12,000 people attended the Association of Writing and Writing Programs conference in Seattle this year. I didn’t know 11,998 of them. At first, that idea is disheartening because most of them have been published, have books, and have won major awards. Still, I only recognized two names going into the conference. After the initial day and the first few panels, I started to realize that no one here cared if they were famous. No one needed to be beloved by the masses. The people at AWP wanted to write, not be writers.
By that I mean most people have this preconceived notion about what a writer is: someone whose work is a best seller; someone who wins the Pulitzer; someone who publishes around the world. Not many people at AWP fit that description. I did see Gary Snyder, who was closest to that depiction, and being one of the two names I knew. I also saw and met Pamela Painter, who wrote a textbook I used. She hasn’t won a Pulitzer. Still, the advice and stories they gave both resonated with me, as well as countless other stories I heard throughout the four days.
The writers at AWP love writing. They love talking about it, learning about it, and most of all, doing it. I went to a panel of struggling writers (I felt I could relate), and even though they have not hit it big, they still write. They care about their books and poems. They want their work to go into the world, even if, as one writer said, just your grandma and aunts see it.

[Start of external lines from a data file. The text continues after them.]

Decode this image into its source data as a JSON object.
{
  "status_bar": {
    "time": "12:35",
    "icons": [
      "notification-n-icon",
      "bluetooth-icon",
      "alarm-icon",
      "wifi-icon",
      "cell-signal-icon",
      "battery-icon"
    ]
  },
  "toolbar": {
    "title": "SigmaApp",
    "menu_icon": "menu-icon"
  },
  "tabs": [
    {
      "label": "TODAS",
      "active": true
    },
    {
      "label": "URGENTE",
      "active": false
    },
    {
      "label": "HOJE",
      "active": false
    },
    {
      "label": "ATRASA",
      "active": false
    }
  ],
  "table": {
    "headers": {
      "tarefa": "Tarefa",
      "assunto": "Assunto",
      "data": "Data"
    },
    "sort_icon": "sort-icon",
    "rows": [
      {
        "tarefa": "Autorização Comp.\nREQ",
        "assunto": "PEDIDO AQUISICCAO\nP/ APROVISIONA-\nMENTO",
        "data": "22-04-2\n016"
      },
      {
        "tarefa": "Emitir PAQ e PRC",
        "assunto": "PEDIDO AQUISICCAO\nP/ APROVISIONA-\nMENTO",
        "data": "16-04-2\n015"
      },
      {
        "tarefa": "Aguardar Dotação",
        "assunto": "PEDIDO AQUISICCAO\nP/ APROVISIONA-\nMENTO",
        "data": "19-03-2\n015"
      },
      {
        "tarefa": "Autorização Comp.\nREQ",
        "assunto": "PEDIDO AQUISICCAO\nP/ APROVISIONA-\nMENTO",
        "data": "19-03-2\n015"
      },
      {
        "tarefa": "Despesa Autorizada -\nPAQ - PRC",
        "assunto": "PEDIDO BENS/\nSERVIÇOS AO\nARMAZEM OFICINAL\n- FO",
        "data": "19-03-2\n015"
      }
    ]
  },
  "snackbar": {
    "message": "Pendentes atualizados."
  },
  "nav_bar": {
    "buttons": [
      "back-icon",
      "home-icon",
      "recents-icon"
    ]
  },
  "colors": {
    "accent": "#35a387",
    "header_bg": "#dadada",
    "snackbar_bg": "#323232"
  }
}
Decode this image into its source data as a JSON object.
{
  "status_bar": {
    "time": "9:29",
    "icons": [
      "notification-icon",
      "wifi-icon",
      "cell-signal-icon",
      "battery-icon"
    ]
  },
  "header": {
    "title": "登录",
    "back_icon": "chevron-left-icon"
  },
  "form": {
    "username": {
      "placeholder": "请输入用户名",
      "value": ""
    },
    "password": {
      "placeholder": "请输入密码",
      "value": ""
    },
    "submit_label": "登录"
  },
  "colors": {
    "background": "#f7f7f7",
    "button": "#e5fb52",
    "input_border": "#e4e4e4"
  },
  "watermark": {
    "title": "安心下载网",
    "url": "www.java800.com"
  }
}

If there is one thing I’m taking away from AWP, it’s that it is possible to get your work out there. There are hundreds of lit mags and small presses, and someone will want to publish your work. It shouldn’t matter if that place is Ploughshares or Burnt District. As writers, we want to write and have our little written babies go out into the world. If we have drive and patience, they will, but there are forces beyond our control which determine just how “famous” we become. I know now that I will always be a member of the 12,000, and I will probably never give the keynote address at AWP. I am totally fine with that because, along with everyone else at AWP, I want to write more than I want to be a writer.